(Excerpts from an interface dataset)
□ □ □
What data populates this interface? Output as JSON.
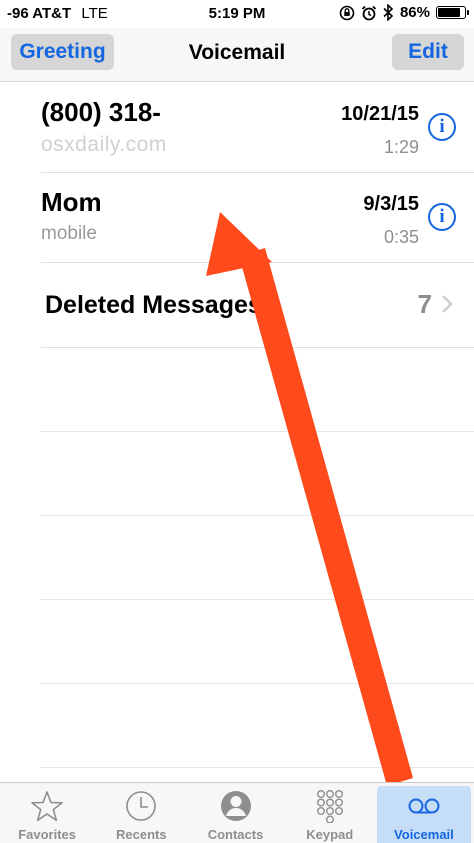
{
  "status_bar": {
    "carrier": "-96 AT&T",
    "network": "LTE",
    "time": "5:19 PM",
    "battery": "86%",
    "battery_level": 0.86
  },
  "nav": {
    "left_button": "Greeting",
    "title": "Voicemail",
    "right_button": "Edit"
  },
  "voicemails": [
    {
      "name": "(800) 318-",
      "subtitle": "osxdaily.com",
      "date": "10/21/15",
      "duration": "1:29"
    },
    {
      "name": "Mom",
      "subtitle": "mobile",
      "date": "9/3/15",
      "duration": "0:35"
    }
  ],
  "deleted": {
    "label": "Deleted Messages",
    "count": "7"
  },
  "tabs": [
    {
      "label": "Favorites",
      "icon": "star-icon"
    },
    {
      "label": "Recents",
      "icon": "clock-icon"
    },
    {
      "label": "Contacts",
      "icon": "person-icon"
    },
    {
      "label": "Keypad",
      "icon": "keypad-icon"
    },
    {
      "label": "Voicemail",
      "icon": "voicemail-icon"
    }
  ],
  "colors": {
    "accent": "#1466e0",
    "arrow": "#ff4a1c",
    "active_tab_bg": "#c6ddf7"
  }
}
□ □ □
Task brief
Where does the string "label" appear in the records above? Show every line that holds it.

Output for this task
    "label": "Deleted Messages",
      "label": "Favorites",
      "label": "Recents",
      "label": "Contacts",
      "label": "Keypad",
      "label": "Voicemail",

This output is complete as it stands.